“Hackers are opportunistic, and I think the biggest change is the with COVID-19. Hackers have pivoted from sending phishing emails asking bitcoin to “something COVID-19-related or something more personal and pulling on the heartstrings.”

The pandemic and shifting to remote work have changed the adversary’s opportunities. In April 2020, nearly 500,000 Zoom users got affected by a data breach.

2. Adjusting security for the remote workforce

Be that as it may, advanced risk and opportunity are two of a kind. Regardless of the risks, it would be best if you keep your business flowing with the use of advanced implements. You need your people to have the option to work deftly and productively utilising trendiest devices and cloud solutions.

The real risk associated with the transformation is in the use of third parties and shared devices. The chief technical officer of Veeam software, Danny Allen, stated that remote work accelerated multi-factor authentication adaptation.

3. Embracing industry collaboration

Sharing and working on cyber threat practices offer high benefit to the enterprises. Sharing signatures and fintech make the network more prominent, which would continue to assist cyber security resilience.

Cybersecurity, beyond the pandemic, has shifted away from the perimeter-based security activity model where all the industry’s network assets are trusted. Instead of taking up the system centric models, businesses should approach protecting access information adopting zero trust architecture (the network where defaults cannot charge the applications and devices.

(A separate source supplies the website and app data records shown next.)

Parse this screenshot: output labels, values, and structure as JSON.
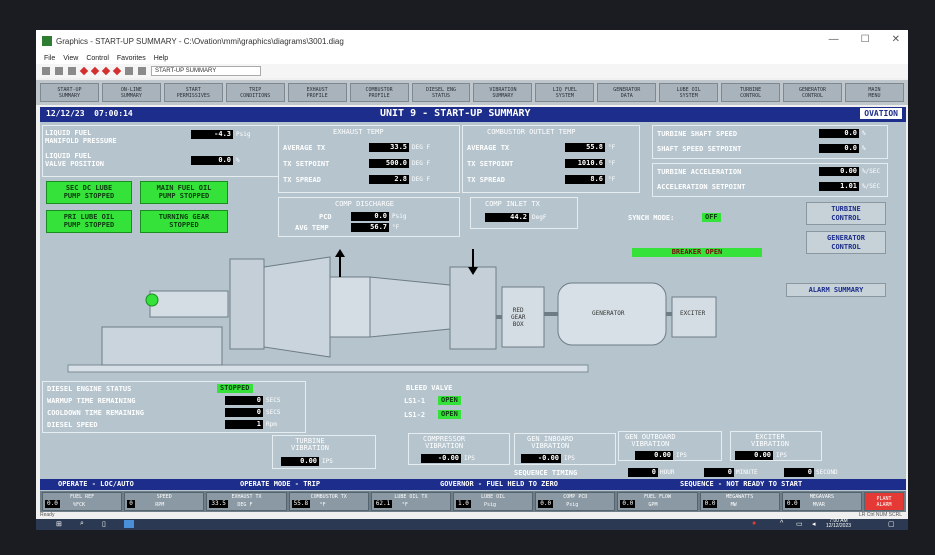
{
  "window": {
    "title": "Graphics - START-UP SUMMARY - C:\\Ovation\\mmi\\graphics\\diagrams\\3001.diag",
    "minimize": "—",
    "maximize": "☐",
    "close": "✕"
  },
  "menu": [
    "File",
    "View",
    "Control",
    "Favorites",
    "Help"
  ],
  "toolbar": {
    "diagram_name": "START-UP SUMMARY"
  },
  "nav_buttons": [
    "START-UP\nSUMMARY",
    "ON-LINE\nSUMMARY",
    "START\nPERMISSIVES",
    "TRIP\nCONDITIONS",
    "EXHAUST\nPROFILE",
    "COMBUSTOR\nPROFILE",
    "DIESEL ENG\nSTATUS",
    "VIBRATION\nSUMMARY",
    "LIQ FUEL\nSYSTEM",
    "GENERATOR\nDATA",
    "LUBE OIL\nSYSTEM",
    "TURBINE\nCONTROL",
    "GENERATOR\nCONTROL",
    "MAIN\nMENU"
  ],
  "header": {
    "date": "12/12/23",
    "time": "07:00:14",
    "title": "UNIT 9 - START-UP SUMMARY",
    "logo": "OVATION"
  },
  "liquid_fuel": {
    "manifold_label": "LIQUID FUEL\nMANIFOLD PRESSURE",
    "manifold_value": "-4.3",
    "manifold_unit": "Psig",
    "valve_label": "LIQUID FUEL\nVALVE POSITION",
    "valve_value": "0.0",
    "valve_unit": "%"
  },
  "pumps": {
    "sec_dc": "SEC DC LUBE\nPUMP STOPPED",
    "main_fuel": "MAIN FUEL OIL\nPUMP STOPPED",
    "pri_lube": "PRI LUBE OIL\nPUMP STOPPED",
    "turning_gear": "TURNING GEAR\nSTOPPED"
  },
  "exhaust": {
    "title": "EXHAUST TEMP",
    "avg_label": "AVERAGE TX",
    "avg_value": "33.5",
    "setpoint_label": "TX SETPOINT",
    "setpoint_value": "500.0",
    "spread_label": "TX SPREAD",
    "spread_value": "2.8",
    "unit": "DEG F"
  },
  "combustor": {
    "title": "COMBUSTOR OUTLET TEMP",
    "avg_label": "AVERAGE TX",
    "avg_value": "55.8",
    "setpoint_label": "TX SETPOINT",
    "setpoint_value": "1010.6",
    "spread_label": "TX SPREAD",
    "spread_value": "8.6",
    "unit": "°F"
  },
  "turbine": {
    "shaft_speed_label": "TURBINE SHAFT SPEED",
    "shaft_speed_value": "0.0",
    "shaft_sp_label": "SHAFT SPEED SETPOINT",
    "shaft_sp_value": "0.0",
    "unit_pct": "%",
    "accel_label": "TURBINE ACCELERATION",
    "accel_value": "0.00",
    "accel_sp_label": "ACCELERATION SETPOINT",
    "accel_sp_value": "1.01",
    "unit_accel": "%/SEC"
  },
  "comp_discharge": {
    "title": "COMP DISCHARGE",
    "pcd_label": "PCD",
    "pcd_value": "0.0",
    "pcd_unit": "Psig",
    "avg_label": "AVG TEMP",
    "avg_value": "56.7",
    "avg_unit": "°F"
  },
  "comp_inlet": {
    "title": "COMP INLET TX",
    "value": "44.2",
    "unit": "DegF"
  },
  "synch": {
    "label": "SYNCH MODE:",
    "value": "OFF"
  },
  "breaker": "BREAKER OPEN",
  "side_buttons": {
    "turbine_control": "TURBINE\nCONTROL",
    "generator_control": "GENERATOR\nCONTROL",
    "alarm_summary": "ALARM SUMMARY"
  },
  "equipment": {
    "red_gear_box": "RED\nGEAR\nBOX",
    "generator": "GENERATOR",
    "exciter": "EXCITER"
  },
  "diesel": {
    "status_label": "DIESEL ENGINE STATUS",
    "status_value": "STOPPED",
    "warmup_label": "WARMUP TIME REMAINING",
    "warmup_value": "0",
    "cooldown_label": "COOLDOWN TIME REMAINING",
    "cooldown_value": "0",
    "unit_secs": "SECS",
    "speed_label": "DIESEL SPEED",
    "speed_value": "1",
    "speed_unit": "Rpm"
  },
  "bleed": {
    "title": "BLEED VALVE",
    "ls1_label": "LS1-1",
    "ls1_value": "OPEN",
    "ls2_label": "LS1-2",
    "ls2_value": "OPEN"
  },
  "vibration": [
    {
      "label": "TURBINE\nVIBRATION",
      "value": "0.00",
      "unit": "IPS"
    },
    {
      "label": "COMPRESSOR\nVIBRATION",
      "value": "-0.00",
      "unit": "IPS"
    },
    {
      "label": "GEN INBOARD\nVIBRATION",
      "value": "-0.00",
      "unit": "IPS"
    },
    {
      "label": "GEN OUTBOARD\nVIBRATION",
      "value": "0.00",
      "unit": "IPS"
    },
    {
      "label": "EXCITER\nVIBRATION",
      "value": "0.00",
      "unit": "IPS"
    }
  ],
  "sequence_timing": {
    "label": "SEQUENCE TIMING",
    "hour": "0",
    "hour_unit": "HOUR",
    "minute": "0",
    "minute_unit": "MINUTE",
    "second": "0",
    "second_unit": "SECOND"
  },
  "bottom_status": {
    "operate": "OPERATE - LOC/AUTO",
    "mode": "OPERATE MODE - TRIP",
    "governor": "GOVERNOR - FUEL HELD TO ZERO",
    "sequence": "SEQUENCE - NOT READY TO START"
  },
  "footer": [
    {
      "label": "FUEL REF",
      "value": "0.0",
      "unit": "%FCK"
    },
    {
      "label": "SPEED",
      "value": "0",
      "unit": "RPM"
    },
    {
      "label": "EXHAUST TX",
      "value": "33.5",
      "unit": "DEG F"
    },
    {
      "label": "COMBUSTOR TX",
      "value": "55.8",
      "unit": "°F"
    },
    {
      "label": "LUBE OIL TX",
      "value": "62.1",
      "unit": "°F"
    },
    {
      "label": "LUBE OIL",
      "value": "1.0",
      "unit": "Psig"
    },
    {
      "label": "COMP PCD",
      "value": "0.0",
      "unit": "Psig"
    },
    {
      "label": "FUEL FLOW",
      "value": "0.0",
      "unit": "GPM"
    },
    {
      "label": "MEGAWATTS",
      "value": "0.0",
      "unit": "MW"
    },
    {
      "label": "MEGAVARS",
      "value": "0.0",
      "unit": "MVAR"
    }
  ],
  "plant_alarm": "PLANT\nALARM",
  "statusbar": {
    "ready": "Ready",
    "right": "LR  Ctrl  NUM  SCRL"
  },
  "taskbar": {
    "time": "7:00 AM",
    "date": "12/12/2023"
  },
  "colors": {
    "header_blue": "#1c2d8c",
    "screen_bg": "#b5c4cd",
    "status_green": "#35e23a",
    "alarm_red": "#e53935"
  }
}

Looking forward, experts suggest the companies make their information secure, and strategies at the right place safeguarding their stressful period. If you are unaware of the cyber resilience or looking for suitable cyber threat protector? Let us connect at 1300 138 600 or [email protected]!